|Poland, Hungary and Czechoslovakia in the International Labour Organization|
|The general picture, East Central Europe being largely ignored in recent global histories, is true also for the study of processes of global governance and international organizations. Even a short glance at the secondary literature both on the League of Nations and the UN System reveal a strong interest in everything outside of Europe, following the dynamics of the globalization processes of the second half of the 20th century and the cause they stirred. While the so-called ‘second world’ had a stable position in the time of the Cold War it had been forgotten after its end, the former socialist states and societies are not talked about, at best mentioned at the side.
In contrast to this I would like to ask deliberately in which ways historical actors from Poland, Hungary and Czechoslovakia have taken part in institutions that aimed at regulating global issues. It does by following the argument that during the 20th century, the involvement in international organisations became an indicator for recognition and relevance in world politics and thus nation-states reckoned them as arenas in which they could strive for global political status, which was of importance especially for smaller and newly founded states. Not surprisingly the governments of the countries that emerged out of the ashes of the Habsburg Monarchy and the German Reich opted for membership in the League of Nation and its affiliated institutions, like the ILO, that had been established in parallel in the peace conference in Paris and through the Treaty of Versailles in 1919.
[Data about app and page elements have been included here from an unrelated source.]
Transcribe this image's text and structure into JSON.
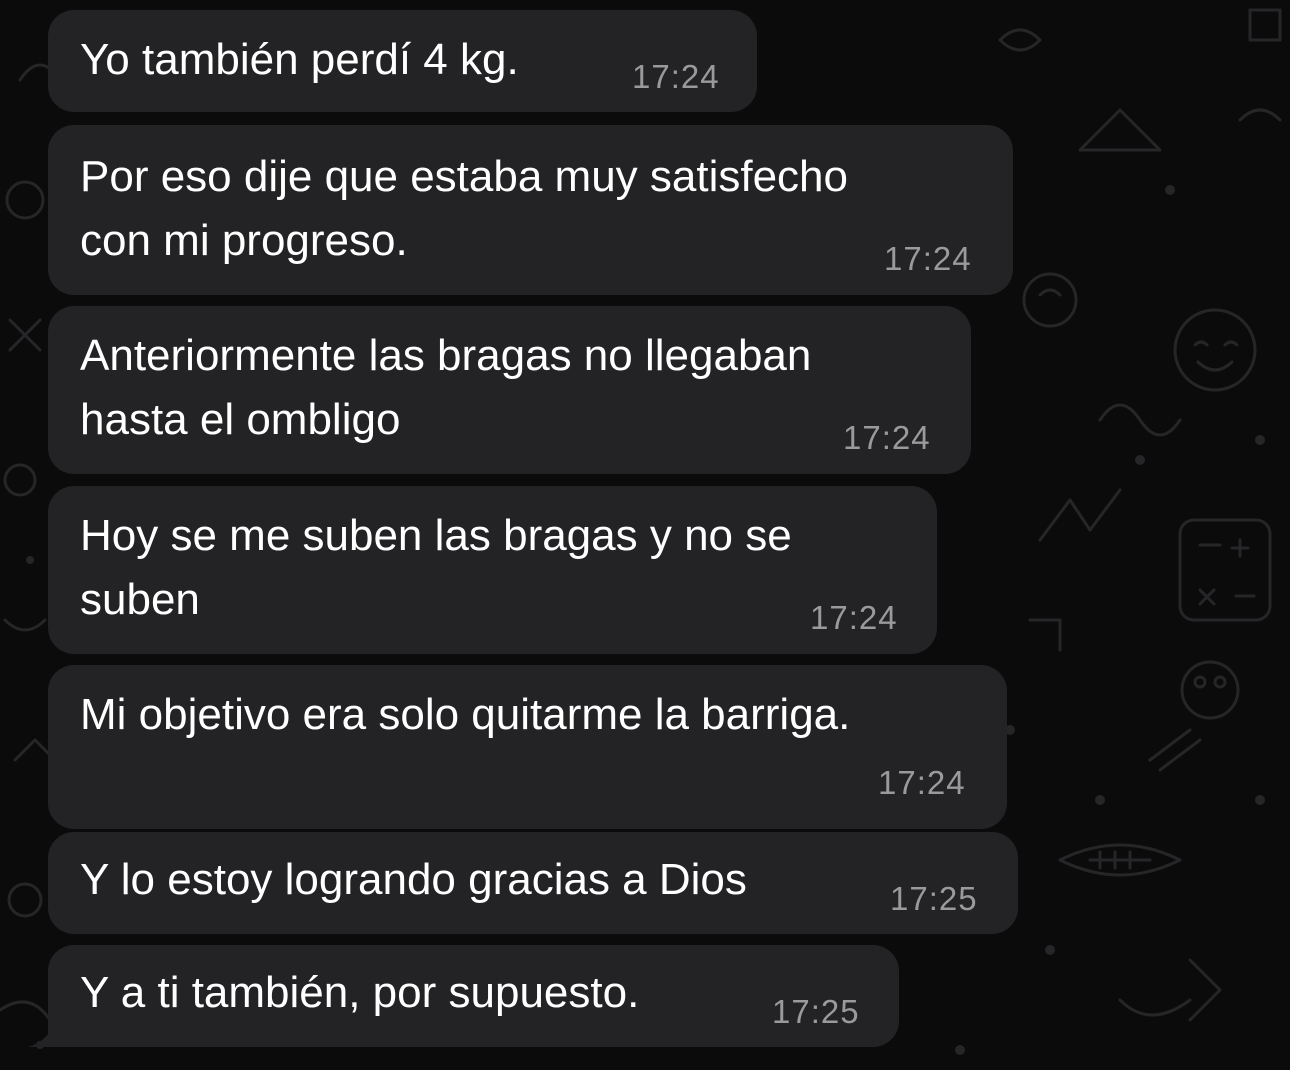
{
  "chat": {
    "messages": [
      {
        "text": "Yo también perdí 4 kg.",
        "time": "17:24"
      },
      {
        "text": "Por eso dije que estaba muy satisfecho\ncon mi progreso.",
        "time": "17:24"
      },
      {
        "text": "Anteriormente las bragas no llegaban\nhasta el ombligo",
        "time": "17:24"
      },
      {
        "text": "Hoy se me suben las bragas y no se\nsuben",
        "time": "17:24"
      },
      {
        "text": "Mi objetivo era solo quitarme la barriga.",
        "time": "17:24"
      },
      {
        "text": "Y lo estoy logrando gracias a Dios",
        "time": "17:25"
      },
      {
        "text": "Y a ti también, por supuesto.",
        "time": "17:25"
      }
    ]
  },
  "colors": {
    "background": "#0b0b0c",
    "bubble": "#232325",
    "text": "#ffffff",
    "time": "#9a9a9c",
    "doodle": "#2a2a2c"
  }
}
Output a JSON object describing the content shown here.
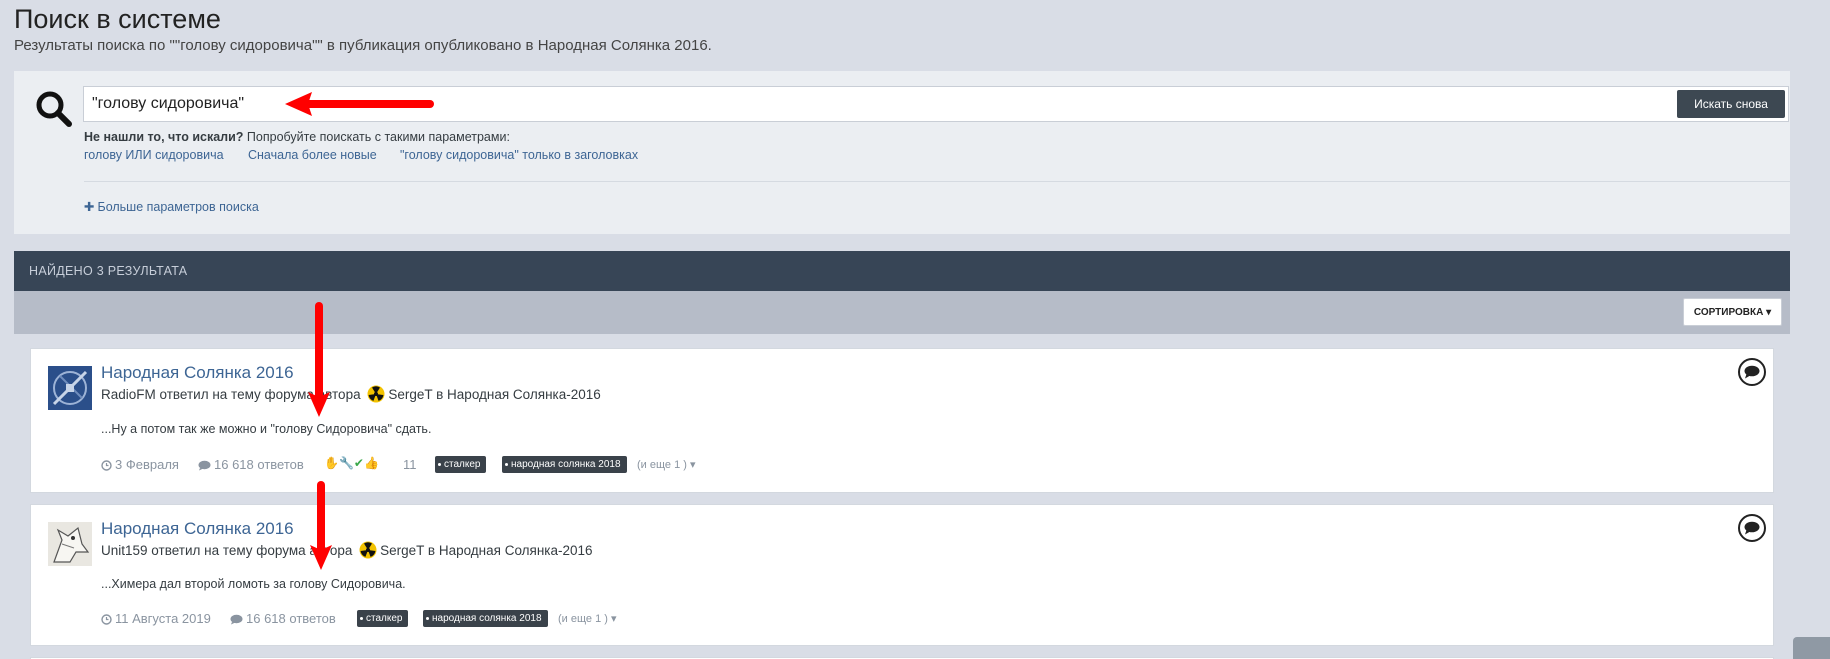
{
  "header": {
    "title": "Поиск в системе",
    "subtitle": "Результаты поиска по \"\"голову сидоровича\"\" в публикация опубликовано в Народная Солянка 2016."
  },
  "search": {
    "value": "\"голову сидоровича\"",
    "button_label": "Искать снова",
    "hint_bold": "Не нашли то, что искали?",
    "hint_text": " Попробуйте поискать с такими параметрами:",
    "suggestions": [
      "голову ИЛИ сидоровича",
      "Сначала более новые",
      "\"голову сидоровича\" только в заголовках"
    ],
    "more_params": "Больше параметров поиска"
  },
  "results": {
    "count_label": "НАЙДЕНО 3 РЕЗУЛЬТАТА",
    "sort_label": "СОРТИРОВКА"
  },
  "items": [
    {
      "title": "Народная Солянка 2016",
      "user": "RadioFM",
      "action": " ответил на тему форума автора ",
      "author": "SergeT",
      "in_text": " в Народная Солянка-2016",
      "snippet": "...Ну а потом так же можно и \"голову Сидоровича\" сдать.",
      "date": "3 Февраля",
      "replies": "16 618 ответов",
      "reaction_count": "11",
      "tags": [
        "сталкер",
        "народная солянка 2018"
      ],
      "more_tags": "(и еще 1 )"
    },
    {
      "title": "Народная Солянка 2016",
      "user": "Unit159",
      "action": " ответил на тему форума автора ",
      "author": "SergeT",
      "in_text": " в Народная Солянка-2016",
      "snippet": "...Химера дал второй ломоть за голову Сидоровича.",
      "date": "11 Августа 2019",
      "replies": "16 618 ответов",
      "tags": [
        "сталкер",
        "народная солянка 2018"
      ],
      "more_tags": "(и еще 1 )"
    }
  ],
  "colors": {
    "background": "#d9dde6",
    "link": "#3d6594",
    "dark_bar": "#374556",
    "annotation_arrow": "#ff0000"
  }
}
The involvement in the ILO also after the next World War suggested itself because of ILO’s tri-parte structure by which governments, employers and employees are represented in equal terms since this offered spaces of manoeuvre aside of the thoroughly governmental interests and positions. Added to that concentrating at the ILO brings a delicate and thus interesting issue to the fore, namely the relationship between an institution that at its core aimed at better labour conditions for social peace and thus the preservation of the established social order and actors coming from and representing states in which an alternative model of organizing labour and social relations was followed.|